Make no mistake that proving liability when driver accounts are so different is much harder. This is why seeking legal help in this situation is often a good idea. To prove the other party’s negligence, an experienced attorney must be able to prove:

  • The other driver had a legal duty to prevent causing you harm.
  • That same driver breached that legal duty in some way, such as if he or she ran a red light and crashed into your vehicle.
  • It was the at-fault party’s negligence that directly led to the crash and caused your injuries.
  • You suffered damages, such as medical costs and lost wages, as a result of this negligence.

Your attorney will also know what evidence to look for that could help reveal what really happened in a “he said, she said” situation.

What Evidence May Prove Liability When Driver Crash Statements Differ?

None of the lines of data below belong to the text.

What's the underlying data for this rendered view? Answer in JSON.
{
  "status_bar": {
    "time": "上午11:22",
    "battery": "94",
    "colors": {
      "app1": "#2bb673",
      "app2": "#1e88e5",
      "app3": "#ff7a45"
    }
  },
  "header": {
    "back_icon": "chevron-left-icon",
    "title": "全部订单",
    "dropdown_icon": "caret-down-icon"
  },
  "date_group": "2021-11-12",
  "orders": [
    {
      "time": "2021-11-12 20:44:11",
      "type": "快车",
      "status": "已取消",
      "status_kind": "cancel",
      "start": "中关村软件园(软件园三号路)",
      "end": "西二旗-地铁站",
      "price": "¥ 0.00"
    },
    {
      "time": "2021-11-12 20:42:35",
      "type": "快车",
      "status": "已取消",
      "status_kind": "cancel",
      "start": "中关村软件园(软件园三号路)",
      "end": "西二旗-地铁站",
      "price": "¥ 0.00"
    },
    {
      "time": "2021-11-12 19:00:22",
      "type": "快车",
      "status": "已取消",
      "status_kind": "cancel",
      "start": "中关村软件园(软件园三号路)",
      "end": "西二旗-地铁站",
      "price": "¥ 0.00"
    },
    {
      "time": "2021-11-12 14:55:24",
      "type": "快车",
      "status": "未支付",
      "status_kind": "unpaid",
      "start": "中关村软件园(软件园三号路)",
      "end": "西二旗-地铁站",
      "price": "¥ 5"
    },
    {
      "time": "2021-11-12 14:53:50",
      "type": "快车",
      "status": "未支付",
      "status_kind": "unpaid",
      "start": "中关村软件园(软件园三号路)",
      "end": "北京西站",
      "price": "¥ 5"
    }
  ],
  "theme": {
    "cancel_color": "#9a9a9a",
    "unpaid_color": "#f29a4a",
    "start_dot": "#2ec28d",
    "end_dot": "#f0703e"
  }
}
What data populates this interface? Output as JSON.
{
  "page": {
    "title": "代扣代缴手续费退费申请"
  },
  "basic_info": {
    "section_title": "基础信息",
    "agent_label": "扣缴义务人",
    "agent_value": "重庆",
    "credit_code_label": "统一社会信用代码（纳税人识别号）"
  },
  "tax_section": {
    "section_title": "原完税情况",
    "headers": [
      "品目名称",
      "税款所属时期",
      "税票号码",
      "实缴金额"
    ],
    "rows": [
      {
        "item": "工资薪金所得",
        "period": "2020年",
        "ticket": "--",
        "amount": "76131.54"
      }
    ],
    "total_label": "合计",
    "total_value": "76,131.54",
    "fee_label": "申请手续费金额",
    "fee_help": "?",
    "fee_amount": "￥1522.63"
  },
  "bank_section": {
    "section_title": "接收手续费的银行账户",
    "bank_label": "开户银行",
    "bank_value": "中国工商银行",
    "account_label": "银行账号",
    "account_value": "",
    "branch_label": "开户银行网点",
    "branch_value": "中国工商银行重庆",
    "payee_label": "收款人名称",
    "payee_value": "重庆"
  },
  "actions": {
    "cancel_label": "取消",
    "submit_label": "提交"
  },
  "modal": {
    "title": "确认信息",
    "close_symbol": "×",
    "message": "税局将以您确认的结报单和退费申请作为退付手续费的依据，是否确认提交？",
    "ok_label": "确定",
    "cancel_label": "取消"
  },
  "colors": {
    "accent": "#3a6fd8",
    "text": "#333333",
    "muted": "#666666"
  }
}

There may be evidence from the crash scene that can help to support a claim where drivers do not agree on what happened. You can cautiously help gather this evidence after a collision. However, you should never attempt to do so if it puts you or someone else in harm’s way.

Useful evidence from the scene of the collision may include:

  • The police report – be sure to review it when you get your copy and make sure it is error-free.
  • Photos – include images of both vehicles together (where they came to rest after the crash can provide insight about what happened), damage to both vehicles, any crash debris or skid marks and your injuries
  • Dash cam footage – not always available, but if you or the other driver had a dash cam recording, the footage may be useful in proving fault
  • Traffic camera footage – if available, your attorney can request this footage
  • Witness statements – witnesses are considered unbiased, therefore, if they are credible, their statements may carry significant weight in support of your claim

What Impact Does Credibility Have on This Type of Case?

Credibility, or the lack of it, can make or break any car crash case. This is important to understand, because the insurance company will research things about your witnesses to try to find a way to discredit them or their testimonies. This is why a knowledgeable attorney is careful to vet any witnesses to determine credibility and to see if there are holes in their statements.

That said, it is not just about how credible a witness is; driver credibility is also critical. For instance, if your case ends up in court, being credible means your version of the events is more likely to be believed by the jury. Whereas not being credible has the opposite effect.

Driver credibility can be impacted by many things in a legal case, such as whether:

  • The statement seems true and details are consistent when retold.
  • The person has a prior history or reputation for being dishonest or lying.
  • The individual has a history of similar incidents or prior driving convictions.
  • The person giving the statement has an attitude or is difficult versus being calm, confident and believable.

Contact Our Law Firm to Request Your Free Case Review Today

Car crash claims are often complicated. Seeking legal help right away can help ensure you avoid mistakes that could hurt your claim. We understand what to expect from the insurance company. We also know how to dispute their arguments for a low settlement offer.

Find out what legal options you may have by contacting our firm today. Your case review is completely free. We charge nothing up front or while we manage your case. In fact, we only get paid our fees if we win your case.

Experience matters. Call Schmidt Kramer today. (717) 727-1403